After a 14 hour train ride and about 400 miles, which was very pleasant in our Non-AC compartment, Catherine and I arrived in Ernukulam near Fort Cochin, a big tourist destination. The scenery on the train ride was gorgeous- vegetation in South India is made up of many palm trees and lush green jungles, and due to the rains almost every field was flooded. It felt like we were traveling into the Jurassic period and that a dinosaur would attack our train at any moment... just kidding, the ride was actually very peaceful and I slept very well!
Looking outside the jail.. i mean train (jk jk) of our train compartment. Lots of newspapers on the window to keep the rain from dripping in.
Fort Cochin is a small, entirely tourist revolved town right on the western coast of India. We are staying at a simple, clean home stay for only $5 every night. Our first night here we saw the classic drama form of Kochi- Kathakali. It's like a pantomime/dance with elaborately dressed and made-up actors with a classical Indian singer narrating along with percussion in the background. I really enjoyed the performance (a story-line similar to Grendel) and was sad that I missed the classical Indian dance performance the night after. I'm going to inquire about classical dance lessons soon!
Kathakali...lots of brilliant col
Boo!!! Pretty unique costumes and good dance storytelling.
This day we, along with many other tourists, took a 1.5 hour bus ride to Allepey known for it's Snake Boat Races which attract thousands of local fans and in which over 50 boats compete (each snake boat holds 105 rowers, wow!). So there were also over a thousand people on the water that day! There was definitely a regatta feel to the entire event that made me miss crew races. We sat in a tourist pavilion set on the water in front of the finish line and near the judges. However, we didn't miss out on the local atmosphere as a whole lot of Indian guys ended up/sneaking into our pavilion and started doing long rowdy cheers/songs. It was incredibly amusing to watch and part of me wanted to join in their crazy water bottle bashing and chair jumping festivities. A very nice Indian ex-weight lifter was sitting next to me and explained the entire race as the English commentator was horribly lacking in her skills. From noon until 5:30 we waited, then watched the several heats of boat races, and enjoyed sharing snacks with the rowdy Indian men :).
There was music (drums mainly) and lots of costumed dancers in the celebrations.Before the race, all the snake boats (~20 of them) line up before the governmental VIPs to salute them. You can tell the boats are super long , skinny, and shallow. There are also about 8 cheerleaders that stand on the center of the boat either drumming or yelling at the crew.The picture doesn't even fit the entire boat!

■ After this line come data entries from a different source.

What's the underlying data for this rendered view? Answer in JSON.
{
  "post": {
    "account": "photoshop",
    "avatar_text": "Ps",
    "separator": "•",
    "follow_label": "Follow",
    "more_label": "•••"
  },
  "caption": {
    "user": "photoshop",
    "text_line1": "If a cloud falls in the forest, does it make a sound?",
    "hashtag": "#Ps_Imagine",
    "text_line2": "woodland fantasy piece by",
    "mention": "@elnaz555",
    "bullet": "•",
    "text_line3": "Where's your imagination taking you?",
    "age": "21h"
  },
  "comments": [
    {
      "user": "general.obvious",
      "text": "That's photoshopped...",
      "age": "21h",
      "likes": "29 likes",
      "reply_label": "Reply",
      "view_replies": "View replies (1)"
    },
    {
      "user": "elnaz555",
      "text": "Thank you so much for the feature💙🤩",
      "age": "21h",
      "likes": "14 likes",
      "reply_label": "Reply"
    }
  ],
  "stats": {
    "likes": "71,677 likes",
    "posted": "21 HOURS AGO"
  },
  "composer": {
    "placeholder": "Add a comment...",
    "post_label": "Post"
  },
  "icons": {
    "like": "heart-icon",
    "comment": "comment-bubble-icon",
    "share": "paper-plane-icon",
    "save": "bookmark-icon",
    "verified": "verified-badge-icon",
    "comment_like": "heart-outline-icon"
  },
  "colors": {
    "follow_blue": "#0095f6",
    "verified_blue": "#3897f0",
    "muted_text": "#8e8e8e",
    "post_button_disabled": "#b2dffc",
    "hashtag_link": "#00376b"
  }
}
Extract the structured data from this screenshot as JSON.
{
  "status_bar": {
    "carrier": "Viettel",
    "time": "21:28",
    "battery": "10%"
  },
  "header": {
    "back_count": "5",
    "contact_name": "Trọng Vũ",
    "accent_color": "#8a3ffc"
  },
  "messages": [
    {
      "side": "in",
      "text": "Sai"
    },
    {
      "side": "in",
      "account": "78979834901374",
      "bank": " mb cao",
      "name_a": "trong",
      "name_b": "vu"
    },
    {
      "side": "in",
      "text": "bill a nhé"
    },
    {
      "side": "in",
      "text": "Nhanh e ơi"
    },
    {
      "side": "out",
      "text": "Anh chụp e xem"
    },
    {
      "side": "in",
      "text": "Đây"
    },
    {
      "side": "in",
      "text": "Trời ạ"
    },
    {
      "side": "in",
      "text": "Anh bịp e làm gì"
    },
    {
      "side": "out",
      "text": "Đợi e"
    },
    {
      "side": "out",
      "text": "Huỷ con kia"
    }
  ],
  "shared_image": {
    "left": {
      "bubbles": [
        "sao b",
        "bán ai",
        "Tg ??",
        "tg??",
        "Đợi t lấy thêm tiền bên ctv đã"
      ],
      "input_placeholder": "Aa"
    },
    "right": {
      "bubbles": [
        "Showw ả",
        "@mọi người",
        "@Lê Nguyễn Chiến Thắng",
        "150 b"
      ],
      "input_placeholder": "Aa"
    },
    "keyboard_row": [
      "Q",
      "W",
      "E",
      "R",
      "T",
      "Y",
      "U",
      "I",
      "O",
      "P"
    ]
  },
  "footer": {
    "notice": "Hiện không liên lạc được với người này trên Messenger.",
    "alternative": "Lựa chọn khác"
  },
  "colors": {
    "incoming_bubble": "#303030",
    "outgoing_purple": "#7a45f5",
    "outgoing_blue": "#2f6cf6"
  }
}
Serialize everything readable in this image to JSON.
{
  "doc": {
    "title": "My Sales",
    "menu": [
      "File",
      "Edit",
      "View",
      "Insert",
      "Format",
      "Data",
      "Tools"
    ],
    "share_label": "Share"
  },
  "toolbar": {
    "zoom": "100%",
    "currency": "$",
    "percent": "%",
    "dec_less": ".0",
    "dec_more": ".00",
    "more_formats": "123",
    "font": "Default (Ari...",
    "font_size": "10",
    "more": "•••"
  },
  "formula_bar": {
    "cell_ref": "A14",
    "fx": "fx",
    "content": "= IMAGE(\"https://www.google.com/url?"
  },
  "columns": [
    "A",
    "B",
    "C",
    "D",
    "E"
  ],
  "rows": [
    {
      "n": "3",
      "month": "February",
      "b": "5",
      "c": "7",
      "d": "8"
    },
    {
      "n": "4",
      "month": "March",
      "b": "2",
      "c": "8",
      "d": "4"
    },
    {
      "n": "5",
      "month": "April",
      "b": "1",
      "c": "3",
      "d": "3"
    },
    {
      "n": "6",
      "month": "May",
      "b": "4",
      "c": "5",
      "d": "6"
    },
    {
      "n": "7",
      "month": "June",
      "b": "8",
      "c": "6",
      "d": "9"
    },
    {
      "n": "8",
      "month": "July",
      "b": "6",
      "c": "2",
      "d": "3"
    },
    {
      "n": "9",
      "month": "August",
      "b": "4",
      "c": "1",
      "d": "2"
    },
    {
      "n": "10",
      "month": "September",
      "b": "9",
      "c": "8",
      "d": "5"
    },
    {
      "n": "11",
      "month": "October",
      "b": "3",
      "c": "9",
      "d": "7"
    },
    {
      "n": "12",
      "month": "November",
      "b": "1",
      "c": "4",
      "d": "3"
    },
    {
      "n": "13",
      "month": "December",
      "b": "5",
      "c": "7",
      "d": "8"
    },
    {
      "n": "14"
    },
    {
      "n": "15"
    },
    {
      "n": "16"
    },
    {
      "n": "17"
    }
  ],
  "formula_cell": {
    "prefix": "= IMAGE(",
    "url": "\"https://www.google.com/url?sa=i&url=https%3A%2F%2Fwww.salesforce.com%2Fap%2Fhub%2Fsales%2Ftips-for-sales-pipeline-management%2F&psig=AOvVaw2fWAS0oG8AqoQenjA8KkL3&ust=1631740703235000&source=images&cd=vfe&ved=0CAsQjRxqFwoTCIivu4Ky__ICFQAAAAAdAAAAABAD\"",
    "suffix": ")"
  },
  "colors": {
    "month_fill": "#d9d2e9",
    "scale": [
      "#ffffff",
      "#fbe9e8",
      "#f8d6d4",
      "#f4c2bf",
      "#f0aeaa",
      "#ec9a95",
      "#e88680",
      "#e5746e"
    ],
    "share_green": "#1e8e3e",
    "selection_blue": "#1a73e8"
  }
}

We met several student British doctors and dentists on the pavilion and ended up having a great dinner with them after the races. Every tourist I've met so far has been so friendly, and we always exchange emails afterwards, offering hospitality in our respective countries if the other ever visits.